“The returns have reflected the blockbuster success of staid sectors over the last 15 or so years. Per Nish, the Amana Income fund is up 12.48% on a 10-year annualized basis, far outstripping the S&P 500. The prohibition on financial stocks was a big boost during the financial crisis, although it hurt during that sector’s steep rise during 2009-10.”
Let’s take a look at the fund’s performance through the Alpholio™ lens. Here is a cumulative RealAlpha™ chart for the fund:
The chart shows three distinct phases in the fund’s performance in the past eight years:
- From early 2005 to early 2008, the fund generated positive increments of RealAlpha™
- In 2008 and 2009, the fund exhibited a substantial decline in cumulative RealAlpha™, followed by a recovery to approximately the previous peak level
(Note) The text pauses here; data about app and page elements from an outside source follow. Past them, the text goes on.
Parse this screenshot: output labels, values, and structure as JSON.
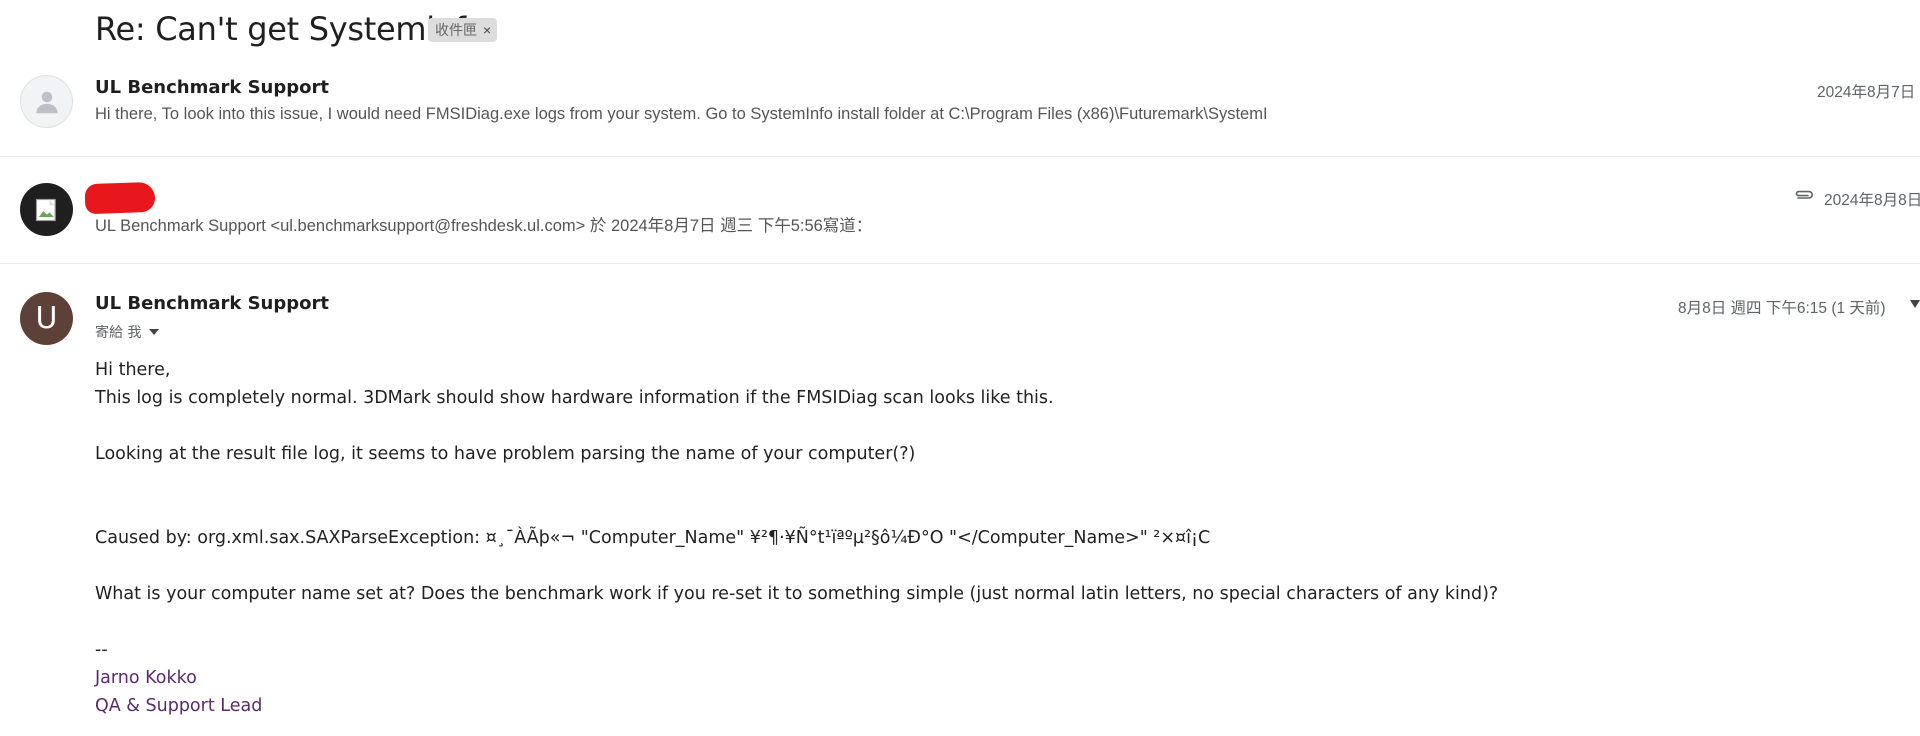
{
  "thread": {
    "subject": "Re: Can't get Systeminfo",
    "label": "收件匣",
    "label_remove": "×"
  },
  "messages": [
    {
      "sender": "UL Benchmark Support",
      "snippet": "Hi there, To look into this issue, I would need FMSIDiag.exe logs from your system. Go to SystemInfo install folder at C:\\Program Files (x86)\\Futuremark\\SystemI",
      "date": "2024年8月7日"
    },
    {
      "sender": "",
      "snippet": "UL Benchmark Support <ul.benchmarksupport@freshdesk.ul.com> 於 2024年8月7日 週三 下午5:56寫道：",
      "date": "2024年8月8日"
    },
    {
      "sender": "UL Benchmark Support",
      "avatar_letter": "U",
      "to": "寄給 我",
      "date": "8月8日 週四 下午6:15 (1 天前)",
      "body": [
        "Hi there,",
        "This log is completely normal. 3DMark should show hardware information if the FMSIDiag scan looks like this.",
        "Looking at the result file log, it seems to have problem parsing the name of your computer(?)",
        "Caused by: org.xml.sax.SAXParseException: ¤¸¯ÀÃþ«¬ \"Computer_Name\" ¥²¶·¥Ñ°t¹ïªºµ²§ô¼Ð°O \"</Computer_Name>\" ²×¤î¡C",
        "What is your computer name set at? Does the benchmark work if you re-set it to something simple (just normal latin letters, no special characters of any kind)?",
        "--"
      ],
      "signature": {
        "name": "Jarno Kokko",
        "title": "QA & Support Lead"
      }
    }
  ],
  "icons": {
    "attachment": "paperclip-icon",
    "dropdown": "chevron-down-icon",
    "avatar_default": "person-icon",
    "broken_image": "broken-image-icon"
  }
}
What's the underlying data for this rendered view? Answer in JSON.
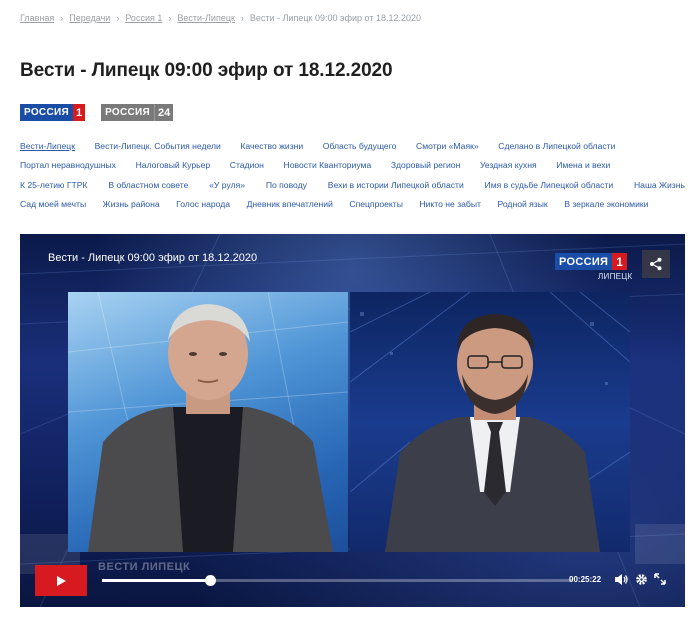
{
  "breadcrumb": {
    "items": [
      "Главная",
      "Передачи",
      "Россия 1",
      "Вести-Липецк"
    ],
    "current": "Вести - Липецк 09:00 эфир от 18.12.2020"
  },
  "page": {
    "title": "Вести - Липецк 09:00 эфир от 18.12.2020"
  },
  "channels": [
    {
      "name": "РОССИЯ",
      "number": "1"
    },
    {
      "name": "РОССИЯ",
      "number": "24"
    }
  ],
  "tags": [
    [
      "Вести-Липецк",
      "Вести-Липецк. События недели",
      "Качество жизни",
      "Область будущего",
      "Смотри «Маяк»",
      "Сделано в Липецкой области"
    ],
    [
      "Портал неравнодушных",
      "Налоговый Курьер",
      "Стадион",
      "Новости Кванториума",
      "Здоровый регион",
      "Уездная кухня",
      "Имена и вехи"
    ],
    [
      "К 25-летию ГТРК",
      "В областном совете",
      "«У руля»",
      "По поводу",
      "Вехи в истории Липецкой области",
      "Имя в судьбе Липецкой области",
      "Наша Жизнь"
    ],
    [
      "Сад моей мечты",
      "Жизнь района",
      "Голос народа",
      "Дневник впечатлений",
      "Спецпроекты",
      "Никто не забыт",
      "Родной язык",
      "В зеркале экономики"
    ]
  ],
  "active_tag": "Вести-Липецк",
  "player": {
    "title": "Вести - Липецк 09:00 эфир от 18.12.2020",
    "channel_name": "РОССИЯ",
    "channel_number": "1",
    "city": "ЛИПЕЦК",
    "lower_third": "ВЕСТИ  ЛИПЕЦК",
    "time": "00:25:22",
    "progress": 0.23
  },
  "colors": {
    "link": "#2d5aa8",
    "brand_blue": "#1a4ea6",
    "brand_red": "#d71920",
    "title": "#1f1f1f"
  },
  "icons": [
    "share-icon",
    "play-icon",
    "volume-icon",
    "settings-icon",
    "fullscreen-icon"
  ]
}
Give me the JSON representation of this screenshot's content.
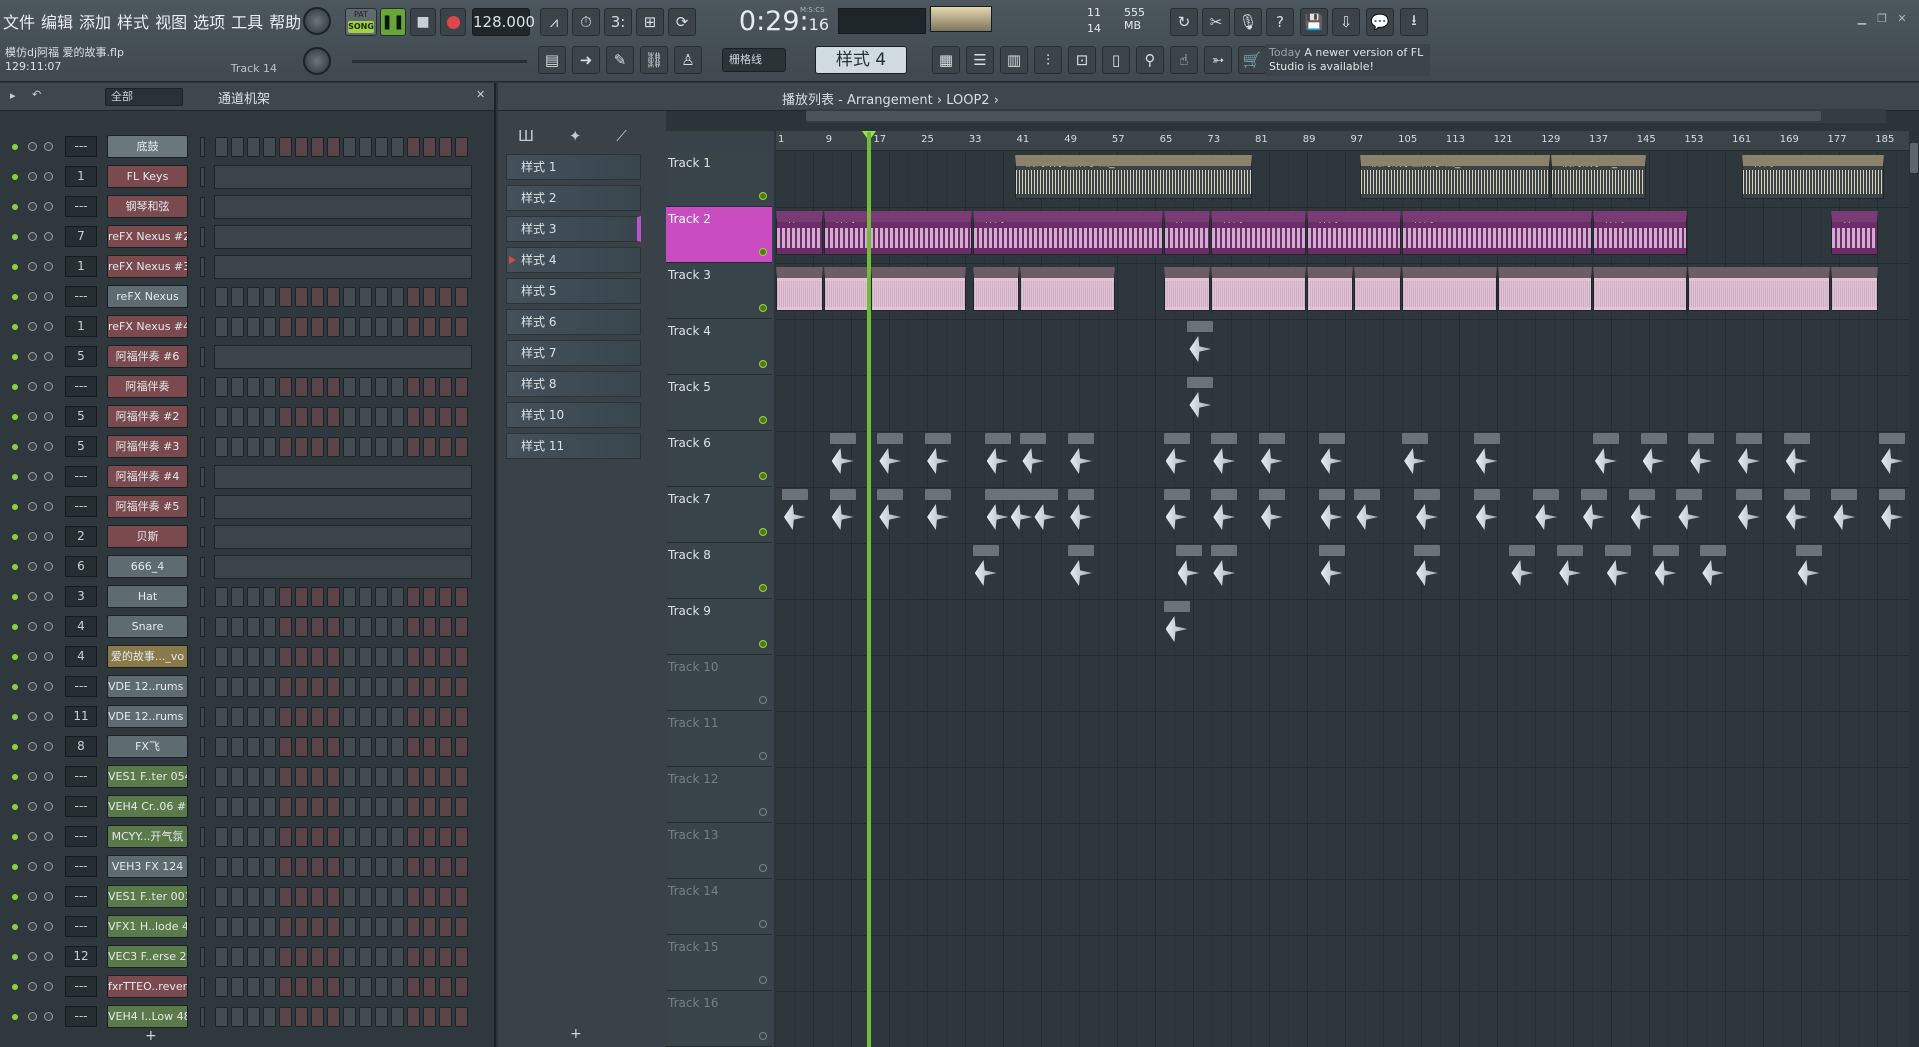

- From 2010 onwards, the fund’s cumulative RealAlpha™ stayed roughly flat.
Interestingly enough, in the first phase, the lag cumulative RealAlpha™ of the fund was below the regular one. This implies that in the fund’s management attempted new investment ideas that substantially differed from those in the prior sub-periods; however, these attempts were largely unsuccessful in generating more RealAlpha™.
The overall Alpholio™ statistics of the fund are unimpressive:
The annualized volatility of fund’s returns in the entire analysis period was much lower than that of the market, which was also reflected in the commendable RealBeta™ of about 0.77. However, in the last three years, the fund’s returns mostly failed to beat the returns of a reference portfolio of exchange-traded products (ETPs) that also had a slightly lower risk level. While this flat cumulative RealAlpha™ trend may not continue in the future, so far there is no strong indication that it will be broken. If it happens, Alpholio™ methodology will generate a buy signal on the fund.